And here it is from the side. It's also a little too tall. We'll fix that too:

I placed the quaich back on the lathe and the first thing I did was to remove about 1/4" off the top. That made the diameter and the height look a lot better together. It also shows that there is enough wood to continue turning. Lesson here: never turn a green piece of wood to it's final dimensions. Leaving the walls and bottom with enough wood for future tuning makes the difference between a finished project and a cup to dish up dried cat food with:

So to turn the cup into a true circle again, I began by turning the outside of the cup. The upper two thirds of the cup is the most distored so that's where I began cutting. Once I finished turning that portion of the cup, I turned the bottom one third of the cup and it you look closely you can see two different arcs in the surface:

Here you can see I've blended them together. The outside now is completely round:

After I finished the outside, I trued up the inside as well and I must say that went very well. I took a good look at the quaich at this point and decided to sand it which I did to 400 grit followed by a final smoothing with 4-0 steel wool. And here it is:

 I'm very happy with this.

The Maple Quaich

Well, this one didn't turn out so well. Fortunately the wood was dry from the beginning so there wasn't any distortion or cracking. But the handles look awful. As they really serve no useful purpose and as the rim was missing a small chunk, I decided to remove the handles and turn the rim down past the missing chunk:

Here is a side view of the quaich. The first thing I did was to reduce the diameter of the base as it's too wide so I took a bedan tool and turned away about 1/4" of wood. Then I straightened out the profile of the cup and then removed the rim:

This is the new shape:

Then I removed the cracked broken part of the rim and you can see that the rim is smooth and intact:

And then I sanded it down too. I like the cup but I think it's too small so I may wind up turning another one. I'm going to cogitate on that for the next day or so and make a decision about this on Friday.

So here are final photos of both for comparison:

So this is where we are at present. I need to go and clean up the shop so I'll be back probably tomorrow with an interim project: a bike rack for my bicycles.

Stay tuned,

Friday, July 10, 2015

Wedding quaich, continued

Hi Everyone,

Well, I'm not sure what happened to yesterday's posting about the wedding quaich so suffice it to say, the quaich has been hollowed out some more and I've been whittling the rim and the handles. Here are some photos:

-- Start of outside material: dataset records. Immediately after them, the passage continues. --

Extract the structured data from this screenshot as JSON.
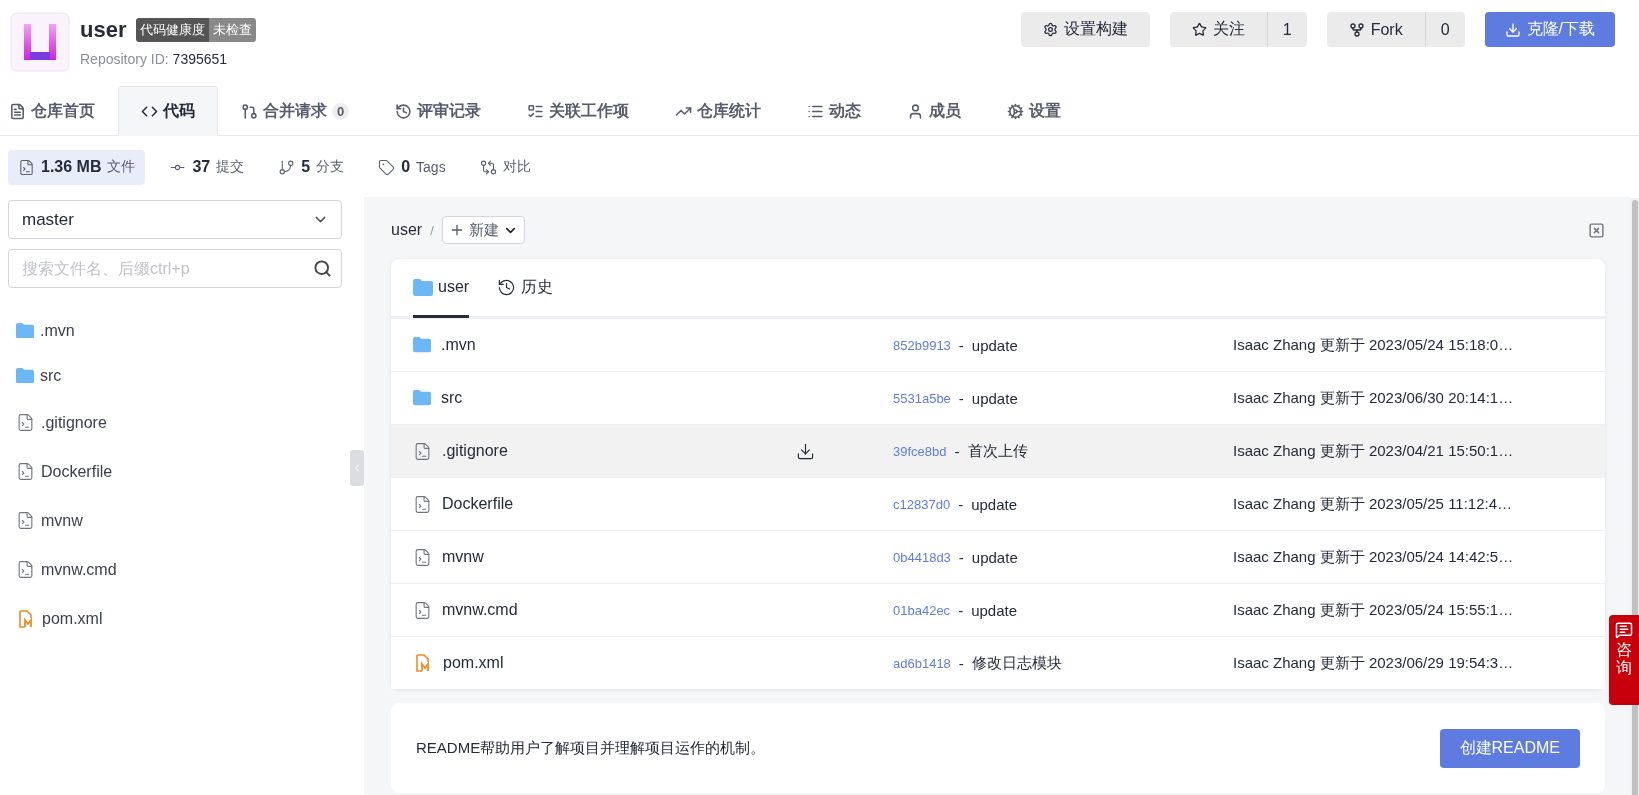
{
  "repo": {
    "name": "user",
    "health_label": "代码健康度",
    "health_value": "未检查",
    "id_label": "Repository ID:",
    "id": "7395651"
  },
  "actions": {
    "build": "设置构建",
    "star": {
      "label": "关注",
      "count": "1"
    },
    "fork": {
      "label": "Fork",
      "count": "0"
    },
    "clone": "克隆/下载"
  },
  "nav_tabs": [
    {
      "kind": "home",
      "label": "仓库首页",
      "selected": false
    },
    {
      "kind": "code",
      "label": "代码",
      "selected": true
    },
    {
      "kind": "merge",
      "label": "合并请求",
      "count": "0",
      "selected": false
    },
    {
      "kind": "review",
      "label": "评审记录",
      "selected": false
    },
    {
      "kind": "work",
      "label": "关联工作项",
      "selected": false
    },
    {
      "kind": "stats",
      "label": "仓库统计",
      "selected": false
    },
    {
      "kind": "activity",
      "label": "动态",
      "selected": false
    },
    {
      "kind": "members",
      "label": "成员",
      "selected": false
    },
    {
      "kind": "settings",
      "label": "设置",
      "selected": false
    }
  ],
  "stats": [
    {
      "kind": "size",
      "value": "1.36 MB",
      "label": "文件",
      "selected": true
    },
    {
      "kind": "commits",
      "value": "37",
      "label": "提交",
      "selected": false
    },
    {
      "kind": "branches",
      "value": "5",
      "label": "分支",
      "selected": false
    },
    {
      "kind": "tags",
      "value": "0",
      "label": "Tags",
      "selected": false
    },
    {
      "kind": "compare",
      "label": "对比",
      "selected": false
    }
  ],
  "sidebar": {
    "branch": "master",
    "search": {
      "placeholder": "搜索文件名、后缀ctrl+p"
    },
    "items": [
      {
        "kind": "folder",
        "name": ".mvn"
      },
      {
        "kind": "folder",
        "name": "src"
      },
      {
        "kind": "file",
        "name": ".gitignore"
      },
      {
        "kind": "file",
        "name": "Dockerfile"
      },
      {
        "kind": "file",
        "name": "mvnw"
      },
      {
        "kind": "file",
        "name": "mvnw.cmd"
      },
      {
        "kind": "maven",
        "name": "pom.xml"
      }
    ]
  },
  "breadcrumb": {
    "path": "user",
    "separator": "/",
    "new_button": "新建"
  },
  "file_card": {
    "tabs": [
      {
        "kind": "folder",
        "label": "user",
        "selected": true
      },
      {
        "kind": "history",
        "label": "历史",
        "selected": false
      }
    ],
    "rows": [
      {
        "kind": "folder",
        "name": ".mvn",
        "hash": "852b9913",
        "separator": "-",
        "message": "update",
        "updated": "Isaac Zhang 更新于 2023/05/24 15:18:0…",
        "hovered": false
      },
      {
        "kind": "folder",
        "name": "src",
        "hash": "5531a5be",
        "separator": "-",
        "message": "update",
        "updated": "Isaac Zhang 更新于 2023/06/30 20:14:1…",
        "hovered": false
      },
      {
        "kind": "file",
        "name": ".gitignore",
        "hash": "39fce8bd",
        "separator": "-",
        "message": "首次上传",
        "updated": "Isaac Zhang 更新于 2023/04/21 15:50:1…",
        "hovered": true
      },
      {
        "kind": "file",
        "name": "Dockerfile",
        "hash": "c12837d0",
        "separator": "-",
        "message": "update",
        "updated": "Isaac Zhang 更新于 2023/05/25 11:12:4…",
        "hovered": false
      },
      {
        "kind": "file",
        "name": "mvnw",
        "hash": "0b4418d3",
        "separator": "-",
        "message": "update",
        "updated": "Isaac Zhang 更新于 2023/05/24 14:42:5…",
        "hovered": false
      },
      {
        "kind": "file",
        "name": "mvnw.cmd",
        "hash": "01ba42ec",
        "separator": "-",
        "message": "update",
        "updated": "Isaac Zhang 更新于 2023/05/24 15:55:1…",
        "hovered": false
      },
      {
        "kind": "maven",
        "name": "pom.xml",
        "hash": "ad6b1418",
        "separator": "-",
        "message": "修改日志模块",
        "updated": "Isaac Zhang 更新于 2023/06/29 19:54:3…",
        "hovered": false
      }
    ]
  },
  "readme": {
    "text": "README帮助用户了解项目并理解项目运作的机制。",
    "button": "创建README"
  },
  "consult": "咨询"
}
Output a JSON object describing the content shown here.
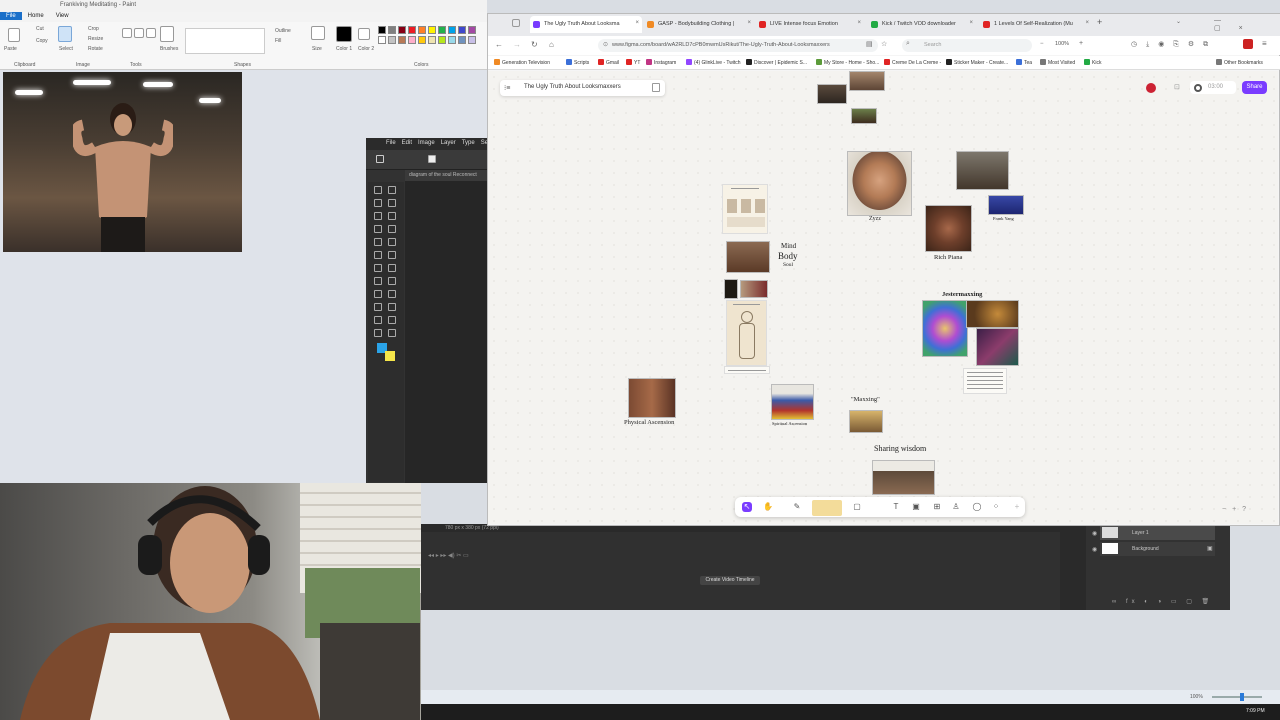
{
  "paint": {
    "title": "Frankiving Meditating - Paint",
    "menu": [
      "File",
      "Home",
      "View"
    ],
    "groups": [
      "Clipboard",
      "Image",
      "Tools",
      "Brushes",
      "Shapes",
      "Size",
      "Color 1",
      "Color 2",
      "Colors"
    ],
    "tool_labels": [
      "Paste",
      "Cut",
      "Copy",
      "Select",
      "Crop",
      "Resize",
      "Rotate",
      "Outline",
      "Fill"
    ],
    "palette": [
      "#000000",
      "#7f7f7f",
      "#880015",
      "#ed1c24",
      "#ff7f27",
      "#fff200",
      "#22b14c",
      "#00a2e8",
      "#3f48cc",
      "#a349a4",
      "#ffffff",
      "#c3c3c3",
      "#b97a57",
      "#ffaec9",
      "#ffc90e",
      "#efe4b0",
      "#b5e61d",
      "#99d9ea",
      "#7092be",
      "#c8bfe7"
    ]
  },
  "photoshop": {
    "menu": [
      "File",
      "Edit",
      "Image",
      "Layer",
      "Type",
      "Sele"
    ],
    "doc_tab": "diagram of the soul Reconnect",
    "timeline_button": "Create Video Timeline",
    "timeline_info": "780 px x 380 px (72 ppi)",
    "layers": [
      "Layer 1",
      "Background"
    ]
  },
  "browser": {
    "tabs": [
      {
        "label": "The Ugly Truth About Looksma",
        "color": "#7a3cff"
      },
      {
        "label": "GASP - Bodybuilding Clothing |",
        "color": "#f08a24"
      },
      {
        "label": "LIVE Intense focus Emotion",
        "color": "#e02424"
      },
      {
        "label": "Kick / Twitch VOD downloader",
        "color": "#22aa44"
      },
      {
        "label": "1 Levels Of Self-Realization (Mu",
        "color": "#e02424"
      }
    ],
    "url": "www.figma.com/board/wA2RLD7cPB0mwmUsRikut/The-Ugly-Truth-About-Looksmaxxers",
    "zoom": "100%",
    "search_placeholder": "Search",
    "bookmarks": [
      {
        "label": "Generation Television",
        "color": "#f08a24"
      },
      {
        "label": "Scripts",
        "color": "#3b6fd8"
      },
      {
        "label": "Gmail",
        "color": "#e02424"
      },
      {
        "label": "YT",
        "color": "#e02424"
      },
      {
        "label": "Instagram",
        "color": "#c13584"
      },
      {
        "label": "(4) GlinkLive - Twitch",
        "color": "#9146ff"
      },
      {
        "label": "Discover | Epidemic S...",
        "color": "#222222"
      },
      {
        "label": "My Store - Home - Sho...",
        "color": "#5c9b3a"
      },
      {
        "label": "Creme De La Creme -",
        "color": "#e02424"
      },
      {
        "label": "Sticker Maker - Create...",
        "color": "#222222"
      },
      {
        "label": "Tea",
        "color": "#3b6fd8"
      },
      {
        "label": "Most Visited",
        "color": "#777777"
      },
      {
        "label": "Kick",
        "color": "#22aa44"
      },
      {
        "label": "Other Bookmarks",
        "color": "#777777"
      }
    ]
  },
  "figma": {
    "board_title": "The Ugly Truth About Looksmaxxers",
    "share": "Share",
    "timer": "03:00",
    "labels": {
      "zyzz": "Zyzz",
      "frank": "Frank Yang",
      "rich": "Rich Piana",
      "jester": "Jestermaxxing",
      "mind": "Mind",
      "body": "Body",
      "soul": "Soul",
      "maxxing": "\"Maxxing\"",
      "sharing": "Sharing wisdom",
      "physical": "Physical Ascension",
      "spiritual": "Spiritual Ascension"
    }
  },
  "taskbar": {
    "clock": "7:09 PM"
  }
}
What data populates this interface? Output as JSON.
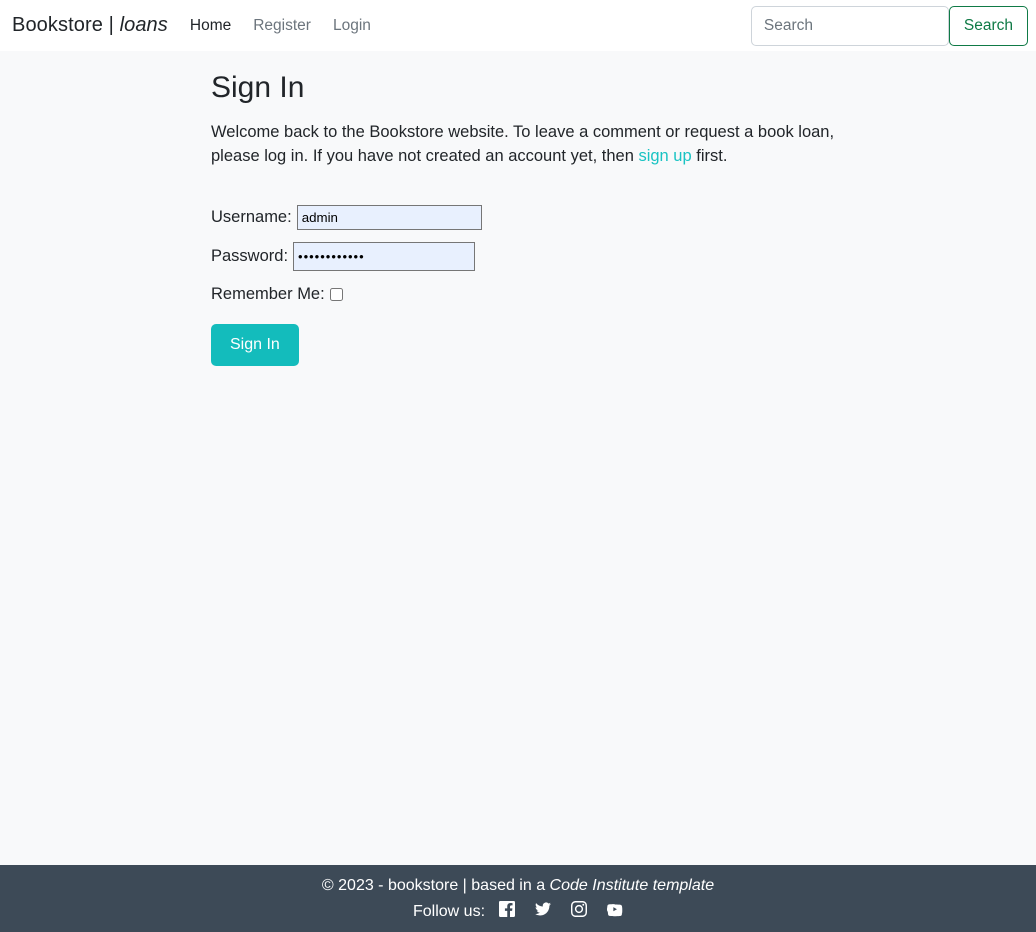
{
  "navbar": {
    "brand_main": "Bookstore | ",
    "brand_emphasis": "loans",
    "links": [
      {
        "label": "Home",
        "active": true
      },
      {
        "label": "Register",
        "active": false
      },
      {
        "label": "Login",
        "active": false
      }
    ],
    "search": {
      "placeholder": "Search",
      "value": "",
      "button_label": "Search",
      "button_color": "#0f7a46"
    },
    "background": "#ffffff"
  },
  "main": {
    "title": "Sign In",
    "intro_part1": "Welcome back to the Bookstore website. To leave a comment or request a book loan, please log in. If you have not created an account yet, then ",
    "intro_link": "sign up",
    "intro_part2": " first.",
    "link_color": "#19c3c3",
    "form": {
      "username_label": "Username:",
      "username_value": "admin",
      "password_label": "Password:",
      "password_value": "••••••••••••",
      "remember_label": "Remember Me:",
      "remember_checked": false,
      "submit_label": "Sign In",
      "submit_color": "#13bcbc"
    }
  },
  "footer": {
    "copyright_part1": "© 2023 - bookstore | based in a ",
    "copyright_emphasis": "Code Institute template",
    "follow_label": "Follow us:",
    "background": "#3d4a57",
    "socials": [
      {
        "name": "facebook-icon"
      },
      {
        "name": "twitter-icon"
      },
      {
        "name": "instagram-icon"
      },
      {
        "name": "youtube-icon"
      }
    ]
  }
}
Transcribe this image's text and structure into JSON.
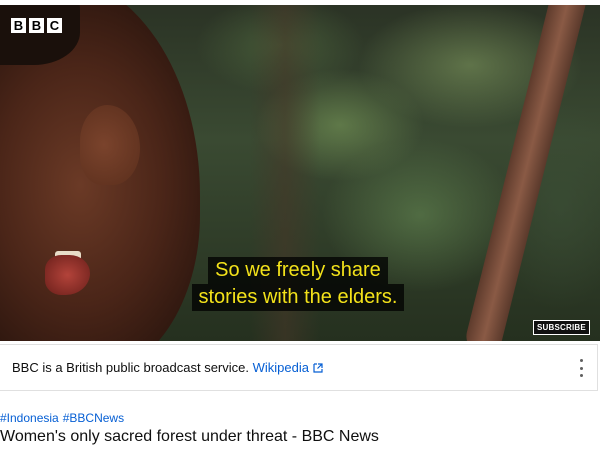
{
  "video": {
    "logo_letters": [
      "B",
      "B",
      "C"
    ],
    "subtitle_lines": [
      "So we freely share",
      "stories with the elders."
    ],
    "subscribe_label": "SUBSCRIBE"
  },
  "info_panel": {
    "text": "BBC is a British public broadcast service. ",
    "link_label": "Wikipedia",
    "link_icon": "external-link-icon",
    "more_icon": "more-vert-icon"
  },
  "hashtags": [
    "#Indonesia",
    "#BBCNews"
  ],
  "title": "Women's only sacred forest under threat - BBC News",
  "colors": {
    "subtitle_text": "#f3e21a",
    "link": "#065fd4"
  }
}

Here is a photo of it just off the lathe. It's about 2 1/2" in diameter and about 2" high:

Here it is after about 30 minutes of whittling away at the handles and rim:

And this is a side view of the rim:

It needs a bit more work at this point. I'll keep working at it and post some finish photos in a day or so.


Thursday, July 9, 2015

Wedding Quaich out of Norwegian Maple

Hi Everyone,

Well, it's been a busy day today. I seem to be in full wedding mode right now so I thought to end the day, I would turn a small quaich out of a piece of a branch from a Norwegian maple tree that came from the backyard of some good friends of mine. The tree had been in their backyard for many years and it became root bound and consequently grew very dense wood. The oldest daughter of these friends is getting married in September and knew the tree as a youngster so it seems appropriate to make her a quaich from the tree she probably played on as a kid.

Here goes:

My friends had the tree removed a few years back and they gave me a portion of a branch. I took it home and let it dry and cut a small section off on my bandsaw. I'm going to split it in half with my hatchet:

Whack! It cut cleanly in half. I'm going to use the larger piece on the right:

I took it back to the wood shop and drilled a hole in it:

And mounted it on the lathe:

And I turned the face of the piece. And true to form, the maple is dry and fine grained and turning without a problem:

Unfortunately, I'm unable to load any more photos for the moment. Suffice it to say I've turned the block into a cup with handles. The cup is rather shallow at the moment so I may deepen it a little and I'm going to finish the rim and handles with a carving knife this evening. At some point I hope I'll be able to post a finish photograph. 

Stay tuned,